Stef is also a player who constantly finds new ways to challenge himself. On “Singularity,” the mid album standout on Textures most recent release, Dualism, he opens the song with a warped four over five polyrhythm that morphs seamlessly between the feel of a 4/4 triplet and a whacked out 5/4 pattern. Of course, he has the good sense right after the rhythmic swirl to break into a consistent head-bobbing groove, which still manages to be deceptively fucked up, continuing over the previously established 5/4 riff.

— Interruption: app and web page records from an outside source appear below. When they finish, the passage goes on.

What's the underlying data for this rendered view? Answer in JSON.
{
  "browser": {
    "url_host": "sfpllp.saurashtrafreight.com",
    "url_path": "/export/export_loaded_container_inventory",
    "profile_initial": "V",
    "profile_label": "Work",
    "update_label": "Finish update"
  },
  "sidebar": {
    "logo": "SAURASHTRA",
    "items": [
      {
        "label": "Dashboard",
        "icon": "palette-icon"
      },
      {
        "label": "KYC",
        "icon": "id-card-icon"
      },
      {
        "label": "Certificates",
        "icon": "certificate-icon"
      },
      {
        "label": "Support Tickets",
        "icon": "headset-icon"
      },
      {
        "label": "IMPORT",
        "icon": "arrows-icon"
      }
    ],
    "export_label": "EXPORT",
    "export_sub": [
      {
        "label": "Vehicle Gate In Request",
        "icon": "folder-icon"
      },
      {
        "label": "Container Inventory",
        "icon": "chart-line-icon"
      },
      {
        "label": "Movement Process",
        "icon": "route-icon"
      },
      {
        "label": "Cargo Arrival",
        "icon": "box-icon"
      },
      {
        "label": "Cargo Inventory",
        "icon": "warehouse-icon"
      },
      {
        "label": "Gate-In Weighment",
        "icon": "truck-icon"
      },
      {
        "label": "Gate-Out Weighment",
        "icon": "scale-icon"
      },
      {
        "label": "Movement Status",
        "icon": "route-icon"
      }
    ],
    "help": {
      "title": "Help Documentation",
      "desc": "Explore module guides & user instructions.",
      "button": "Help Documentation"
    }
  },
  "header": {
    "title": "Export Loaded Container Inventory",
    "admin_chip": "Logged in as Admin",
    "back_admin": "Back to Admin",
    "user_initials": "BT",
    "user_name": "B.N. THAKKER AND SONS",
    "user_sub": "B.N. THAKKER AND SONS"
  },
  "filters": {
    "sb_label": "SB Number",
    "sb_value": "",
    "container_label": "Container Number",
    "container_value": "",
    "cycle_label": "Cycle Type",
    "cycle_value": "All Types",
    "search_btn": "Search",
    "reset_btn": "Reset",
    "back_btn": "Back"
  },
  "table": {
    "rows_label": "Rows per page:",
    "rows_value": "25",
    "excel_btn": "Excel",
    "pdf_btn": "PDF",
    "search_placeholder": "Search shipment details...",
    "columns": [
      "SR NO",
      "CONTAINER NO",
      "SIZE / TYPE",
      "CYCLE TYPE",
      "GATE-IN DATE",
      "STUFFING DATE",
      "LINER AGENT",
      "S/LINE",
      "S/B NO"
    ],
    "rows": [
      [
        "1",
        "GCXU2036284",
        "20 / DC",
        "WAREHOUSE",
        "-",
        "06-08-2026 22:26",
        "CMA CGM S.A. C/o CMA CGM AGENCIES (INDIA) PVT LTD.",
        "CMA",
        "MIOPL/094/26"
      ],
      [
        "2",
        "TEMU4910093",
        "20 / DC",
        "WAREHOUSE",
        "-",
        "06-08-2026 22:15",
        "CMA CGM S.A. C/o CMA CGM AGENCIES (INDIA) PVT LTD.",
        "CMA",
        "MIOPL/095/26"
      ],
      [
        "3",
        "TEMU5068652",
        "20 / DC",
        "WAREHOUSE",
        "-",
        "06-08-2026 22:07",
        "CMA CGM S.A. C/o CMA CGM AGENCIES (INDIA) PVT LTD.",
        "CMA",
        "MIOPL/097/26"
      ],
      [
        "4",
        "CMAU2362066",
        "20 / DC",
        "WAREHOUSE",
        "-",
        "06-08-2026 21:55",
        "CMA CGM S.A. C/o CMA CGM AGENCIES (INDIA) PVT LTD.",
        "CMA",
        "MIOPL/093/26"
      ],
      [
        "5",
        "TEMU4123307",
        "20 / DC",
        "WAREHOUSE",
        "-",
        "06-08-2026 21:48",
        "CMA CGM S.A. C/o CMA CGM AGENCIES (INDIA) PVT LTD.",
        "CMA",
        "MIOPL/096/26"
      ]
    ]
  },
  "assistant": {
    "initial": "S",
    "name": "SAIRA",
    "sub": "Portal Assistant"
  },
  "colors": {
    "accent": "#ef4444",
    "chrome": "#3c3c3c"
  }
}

Given the number of lefties in the world, it comes as no surprise that left handed drummers are a bit of a rarity. I’m not sure if Broks has a doctor’s signature, but his enhanced analytic skills and creative slant (alleged lefty benefits) are certainly put to good use within the framework of his incredible style. There are probably drummers on this list who are faster or more incessantly technical than Stef, but few more memorable.
THE LIST SO FAR:
#17: Blake Richardson (Between the Buried and Me)
#18: Aesop Dekker (Agalloch, Ludicra, Worm Ouroboros)
#19: Shannon Lucas (The Black Dahlia Murder)
#20: Ben Koller (Converge, All Pigs Must Die, United Nations, Acid Tiger)
#21: Dave Lombardo (Slayer, Fantômas, Grip Inc., Philm)
#22: Paul Bostaph
#23: Phil Dubois-Coyne (Revocation)
#24: Jade Simonetto (Hate Eternal)
#25: Mike Portnoy (Adrenaline Mob)